## What you need to do
Copy out, from the data below, each line in which the word "down" occurs.

## Supplied records

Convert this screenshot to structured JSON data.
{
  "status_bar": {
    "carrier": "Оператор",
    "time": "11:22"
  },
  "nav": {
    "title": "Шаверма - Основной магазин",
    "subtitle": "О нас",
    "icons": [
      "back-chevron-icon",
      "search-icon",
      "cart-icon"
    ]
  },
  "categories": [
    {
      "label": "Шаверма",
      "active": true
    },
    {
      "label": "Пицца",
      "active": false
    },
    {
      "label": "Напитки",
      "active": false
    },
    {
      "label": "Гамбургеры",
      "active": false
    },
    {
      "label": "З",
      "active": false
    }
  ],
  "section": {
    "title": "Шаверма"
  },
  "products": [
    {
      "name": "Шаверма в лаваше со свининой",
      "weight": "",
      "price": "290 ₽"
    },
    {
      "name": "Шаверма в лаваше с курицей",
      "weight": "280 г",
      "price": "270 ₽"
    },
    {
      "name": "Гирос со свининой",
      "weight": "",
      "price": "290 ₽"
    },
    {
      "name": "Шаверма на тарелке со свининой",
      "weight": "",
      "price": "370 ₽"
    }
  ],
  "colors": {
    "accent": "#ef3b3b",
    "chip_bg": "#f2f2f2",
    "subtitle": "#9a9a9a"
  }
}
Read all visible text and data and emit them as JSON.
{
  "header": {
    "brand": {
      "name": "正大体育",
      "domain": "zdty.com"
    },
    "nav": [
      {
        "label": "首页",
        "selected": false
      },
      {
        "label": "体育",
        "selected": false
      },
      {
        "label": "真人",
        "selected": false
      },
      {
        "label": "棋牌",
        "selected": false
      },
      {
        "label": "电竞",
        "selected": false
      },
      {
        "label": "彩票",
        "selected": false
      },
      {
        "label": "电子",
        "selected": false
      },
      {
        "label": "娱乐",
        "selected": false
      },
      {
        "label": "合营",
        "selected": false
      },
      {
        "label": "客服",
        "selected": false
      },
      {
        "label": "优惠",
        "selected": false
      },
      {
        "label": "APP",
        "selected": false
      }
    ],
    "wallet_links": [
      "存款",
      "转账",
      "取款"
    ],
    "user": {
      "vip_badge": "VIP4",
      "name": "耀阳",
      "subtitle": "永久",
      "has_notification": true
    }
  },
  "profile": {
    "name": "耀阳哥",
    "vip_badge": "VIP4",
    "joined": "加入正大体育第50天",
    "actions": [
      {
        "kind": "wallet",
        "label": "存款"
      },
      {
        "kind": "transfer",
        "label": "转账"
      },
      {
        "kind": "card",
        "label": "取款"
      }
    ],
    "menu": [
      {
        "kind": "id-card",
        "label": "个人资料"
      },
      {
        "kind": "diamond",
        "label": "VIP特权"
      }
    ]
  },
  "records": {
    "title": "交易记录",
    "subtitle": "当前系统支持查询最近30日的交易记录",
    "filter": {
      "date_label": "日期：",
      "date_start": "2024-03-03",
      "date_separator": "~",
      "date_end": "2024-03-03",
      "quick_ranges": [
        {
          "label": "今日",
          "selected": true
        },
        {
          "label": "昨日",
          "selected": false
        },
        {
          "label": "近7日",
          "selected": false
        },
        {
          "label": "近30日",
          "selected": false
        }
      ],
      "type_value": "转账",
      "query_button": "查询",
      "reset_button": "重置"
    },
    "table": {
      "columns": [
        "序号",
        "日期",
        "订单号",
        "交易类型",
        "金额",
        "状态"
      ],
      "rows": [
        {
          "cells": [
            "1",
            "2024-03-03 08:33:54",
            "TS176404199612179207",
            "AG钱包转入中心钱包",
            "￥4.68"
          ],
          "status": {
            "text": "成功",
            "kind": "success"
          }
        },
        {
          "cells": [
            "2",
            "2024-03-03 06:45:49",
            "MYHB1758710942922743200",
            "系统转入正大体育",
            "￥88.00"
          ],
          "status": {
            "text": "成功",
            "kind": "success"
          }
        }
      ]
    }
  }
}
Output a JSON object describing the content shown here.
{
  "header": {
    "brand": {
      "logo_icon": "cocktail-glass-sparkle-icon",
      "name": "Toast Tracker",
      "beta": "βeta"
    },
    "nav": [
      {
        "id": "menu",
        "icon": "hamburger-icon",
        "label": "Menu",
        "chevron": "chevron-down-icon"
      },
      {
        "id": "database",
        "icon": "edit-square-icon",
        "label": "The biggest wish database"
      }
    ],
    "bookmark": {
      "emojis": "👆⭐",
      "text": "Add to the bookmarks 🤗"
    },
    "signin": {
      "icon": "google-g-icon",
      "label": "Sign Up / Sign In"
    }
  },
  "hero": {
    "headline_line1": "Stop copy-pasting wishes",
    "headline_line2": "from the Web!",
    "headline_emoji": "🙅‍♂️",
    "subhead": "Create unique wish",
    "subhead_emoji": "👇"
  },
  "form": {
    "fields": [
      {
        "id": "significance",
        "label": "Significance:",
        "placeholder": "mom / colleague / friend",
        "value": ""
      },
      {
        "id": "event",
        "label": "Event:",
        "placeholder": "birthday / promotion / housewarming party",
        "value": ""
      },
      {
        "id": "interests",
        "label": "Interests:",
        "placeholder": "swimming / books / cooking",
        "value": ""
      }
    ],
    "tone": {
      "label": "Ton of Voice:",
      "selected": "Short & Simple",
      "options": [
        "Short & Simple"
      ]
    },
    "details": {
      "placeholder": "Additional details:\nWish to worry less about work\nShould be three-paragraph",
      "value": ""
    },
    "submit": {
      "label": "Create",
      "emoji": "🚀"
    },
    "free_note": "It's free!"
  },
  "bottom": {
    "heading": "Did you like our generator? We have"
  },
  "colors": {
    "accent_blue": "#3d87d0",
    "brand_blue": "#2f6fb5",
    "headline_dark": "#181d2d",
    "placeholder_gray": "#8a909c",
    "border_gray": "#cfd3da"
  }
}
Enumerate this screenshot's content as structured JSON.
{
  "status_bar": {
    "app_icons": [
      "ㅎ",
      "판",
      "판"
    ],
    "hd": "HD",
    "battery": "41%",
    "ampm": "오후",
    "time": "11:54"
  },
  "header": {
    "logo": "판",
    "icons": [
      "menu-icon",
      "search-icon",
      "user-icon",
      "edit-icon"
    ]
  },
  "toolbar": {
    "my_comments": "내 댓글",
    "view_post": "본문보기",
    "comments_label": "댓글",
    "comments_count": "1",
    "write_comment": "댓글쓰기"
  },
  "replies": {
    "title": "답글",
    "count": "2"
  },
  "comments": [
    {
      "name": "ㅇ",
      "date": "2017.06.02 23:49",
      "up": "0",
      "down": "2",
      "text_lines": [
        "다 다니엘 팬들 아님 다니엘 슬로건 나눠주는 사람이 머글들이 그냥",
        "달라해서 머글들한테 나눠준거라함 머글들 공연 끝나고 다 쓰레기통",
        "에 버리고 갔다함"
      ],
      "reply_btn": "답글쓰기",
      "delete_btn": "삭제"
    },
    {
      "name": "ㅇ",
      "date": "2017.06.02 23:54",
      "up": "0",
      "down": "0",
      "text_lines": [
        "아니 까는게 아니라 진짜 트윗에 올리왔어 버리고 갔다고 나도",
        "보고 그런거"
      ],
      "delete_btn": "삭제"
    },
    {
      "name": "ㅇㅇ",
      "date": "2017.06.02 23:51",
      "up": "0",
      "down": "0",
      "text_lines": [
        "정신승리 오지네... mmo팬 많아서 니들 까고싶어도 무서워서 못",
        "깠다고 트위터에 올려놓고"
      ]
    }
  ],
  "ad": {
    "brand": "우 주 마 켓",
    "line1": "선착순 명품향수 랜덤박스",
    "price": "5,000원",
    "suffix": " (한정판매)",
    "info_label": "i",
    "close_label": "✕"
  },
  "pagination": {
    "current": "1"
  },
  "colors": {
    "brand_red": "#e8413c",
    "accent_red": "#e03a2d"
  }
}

## Task solution
        "chevron": "chevron-down-icon"
      "down": "2",
      "down": "0",
      "down": "0",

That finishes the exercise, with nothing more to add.